▶ [Work instruction] Report every line of the records below that contains the word "download".

▶ [Dataset records]
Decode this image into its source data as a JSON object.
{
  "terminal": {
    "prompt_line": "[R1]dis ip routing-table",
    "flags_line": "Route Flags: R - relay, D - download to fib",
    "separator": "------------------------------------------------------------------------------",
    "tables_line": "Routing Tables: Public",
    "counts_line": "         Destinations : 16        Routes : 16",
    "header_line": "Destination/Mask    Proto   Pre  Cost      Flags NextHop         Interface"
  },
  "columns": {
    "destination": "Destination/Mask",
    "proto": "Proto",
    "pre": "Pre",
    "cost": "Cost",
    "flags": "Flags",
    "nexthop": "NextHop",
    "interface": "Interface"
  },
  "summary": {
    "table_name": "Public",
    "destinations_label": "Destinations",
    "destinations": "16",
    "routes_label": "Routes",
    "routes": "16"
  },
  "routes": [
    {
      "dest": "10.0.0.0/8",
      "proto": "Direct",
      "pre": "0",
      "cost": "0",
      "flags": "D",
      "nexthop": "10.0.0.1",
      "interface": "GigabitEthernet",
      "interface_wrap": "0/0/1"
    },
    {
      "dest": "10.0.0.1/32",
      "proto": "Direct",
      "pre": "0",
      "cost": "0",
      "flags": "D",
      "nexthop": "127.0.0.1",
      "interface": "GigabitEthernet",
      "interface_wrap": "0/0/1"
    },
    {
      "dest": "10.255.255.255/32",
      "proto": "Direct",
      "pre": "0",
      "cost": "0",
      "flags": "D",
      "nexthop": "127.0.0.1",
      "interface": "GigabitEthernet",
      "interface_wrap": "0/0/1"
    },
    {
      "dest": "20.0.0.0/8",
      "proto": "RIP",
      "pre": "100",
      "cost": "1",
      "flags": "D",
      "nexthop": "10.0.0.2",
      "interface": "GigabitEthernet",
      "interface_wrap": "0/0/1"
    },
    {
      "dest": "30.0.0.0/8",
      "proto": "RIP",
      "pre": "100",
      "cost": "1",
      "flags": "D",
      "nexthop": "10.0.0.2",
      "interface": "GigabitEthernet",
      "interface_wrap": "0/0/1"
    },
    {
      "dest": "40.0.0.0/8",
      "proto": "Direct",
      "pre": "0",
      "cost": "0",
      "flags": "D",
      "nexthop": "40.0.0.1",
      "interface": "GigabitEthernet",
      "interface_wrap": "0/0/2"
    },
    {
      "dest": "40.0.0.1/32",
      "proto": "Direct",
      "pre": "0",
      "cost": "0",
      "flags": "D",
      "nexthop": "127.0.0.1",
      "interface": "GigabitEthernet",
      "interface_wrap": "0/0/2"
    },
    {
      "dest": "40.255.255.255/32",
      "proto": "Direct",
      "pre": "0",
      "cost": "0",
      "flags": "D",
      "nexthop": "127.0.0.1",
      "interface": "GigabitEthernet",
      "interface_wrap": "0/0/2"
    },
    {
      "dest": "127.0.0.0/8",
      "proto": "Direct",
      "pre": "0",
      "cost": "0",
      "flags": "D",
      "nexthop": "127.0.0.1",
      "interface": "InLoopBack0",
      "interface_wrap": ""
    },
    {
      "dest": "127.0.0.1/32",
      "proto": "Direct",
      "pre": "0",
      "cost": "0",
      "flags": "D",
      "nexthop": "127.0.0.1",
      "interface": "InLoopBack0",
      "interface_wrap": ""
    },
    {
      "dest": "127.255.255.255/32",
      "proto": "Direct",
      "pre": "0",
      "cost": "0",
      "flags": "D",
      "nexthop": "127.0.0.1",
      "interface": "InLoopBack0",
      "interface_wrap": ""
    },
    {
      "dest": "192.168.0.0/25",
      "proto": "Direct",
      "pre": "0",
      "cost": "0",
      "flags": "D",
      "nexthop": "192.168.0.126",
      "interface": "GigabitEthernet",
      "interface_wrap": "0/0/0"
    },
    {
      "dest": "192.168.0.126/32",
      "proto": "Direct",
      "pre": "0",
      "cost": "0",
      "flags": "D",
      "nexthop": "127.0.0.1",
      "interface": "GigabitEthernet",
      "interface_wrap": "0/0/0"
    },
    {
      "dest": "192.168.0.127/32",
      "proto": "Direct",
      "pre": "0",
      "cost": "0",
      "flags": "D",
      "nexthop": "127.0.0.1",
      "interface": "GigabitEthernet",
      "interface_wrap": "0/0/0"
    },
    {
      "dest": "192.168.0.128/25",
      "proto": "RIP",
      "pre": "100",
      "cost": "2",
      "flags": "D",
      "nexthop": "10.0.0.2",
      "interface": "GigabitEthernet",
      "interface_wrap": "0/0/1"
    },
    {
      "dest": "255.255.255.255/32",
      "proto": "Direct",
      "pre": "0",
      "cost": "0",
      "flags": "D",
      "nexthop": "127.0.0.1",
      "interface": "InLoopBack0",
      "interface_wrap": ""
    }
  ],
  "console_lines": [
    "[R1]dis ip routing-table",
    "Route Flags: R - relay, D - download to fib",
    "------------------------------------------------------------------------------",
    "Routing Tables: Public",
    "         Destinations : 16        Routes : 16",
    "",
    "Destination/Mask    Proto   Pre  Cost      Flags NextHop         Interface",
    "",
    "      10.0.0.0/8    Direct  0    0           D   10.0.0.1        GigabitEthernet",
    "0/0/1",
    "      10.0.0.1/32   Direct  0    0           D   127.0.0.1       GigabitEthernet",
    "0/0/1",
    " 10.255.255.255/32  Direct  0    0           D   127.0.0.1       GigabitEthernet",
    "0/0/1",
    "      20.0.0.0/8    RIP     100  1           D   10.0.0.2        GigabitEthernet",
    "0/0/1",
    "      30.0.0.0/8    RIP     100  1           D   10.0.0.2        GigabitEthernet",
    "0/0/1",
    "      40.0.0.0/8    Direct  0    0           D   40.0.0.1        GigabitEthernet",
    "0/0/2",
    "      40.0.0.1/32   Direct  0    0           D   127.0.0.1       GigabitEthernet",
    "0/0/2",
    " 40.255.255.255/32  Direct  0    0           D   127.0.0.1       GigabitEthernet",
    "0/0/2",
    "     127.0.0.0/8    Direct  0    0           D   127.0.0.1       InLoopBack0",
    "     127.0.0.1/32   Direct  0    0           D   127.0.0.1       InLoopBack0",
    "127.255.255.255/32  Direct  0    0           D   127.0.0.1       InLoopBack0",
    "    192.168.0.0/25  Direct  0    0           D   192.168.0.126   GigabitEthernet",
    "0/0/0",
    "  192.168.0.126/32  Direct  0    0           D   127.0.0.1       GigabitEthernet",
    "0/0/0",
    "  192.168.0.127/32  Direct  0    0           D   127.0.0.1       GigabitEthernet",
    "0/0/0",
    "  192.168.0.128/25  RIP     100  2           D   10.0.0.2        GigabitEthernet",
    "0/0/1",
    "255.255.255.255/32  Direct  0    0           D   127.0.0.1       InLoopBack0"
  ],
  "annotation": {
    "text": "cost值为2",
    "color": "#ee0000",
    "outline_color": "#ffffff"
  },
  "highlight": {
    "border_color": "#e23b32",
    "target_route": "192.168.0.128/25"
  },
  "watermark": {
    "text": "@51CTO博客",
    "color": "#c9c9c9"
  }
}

▶ [Your solution]
    "flags_line": "Route Flags: R - relay, D - download to fib",
    "Route Flags: R - relay, D - download to fib",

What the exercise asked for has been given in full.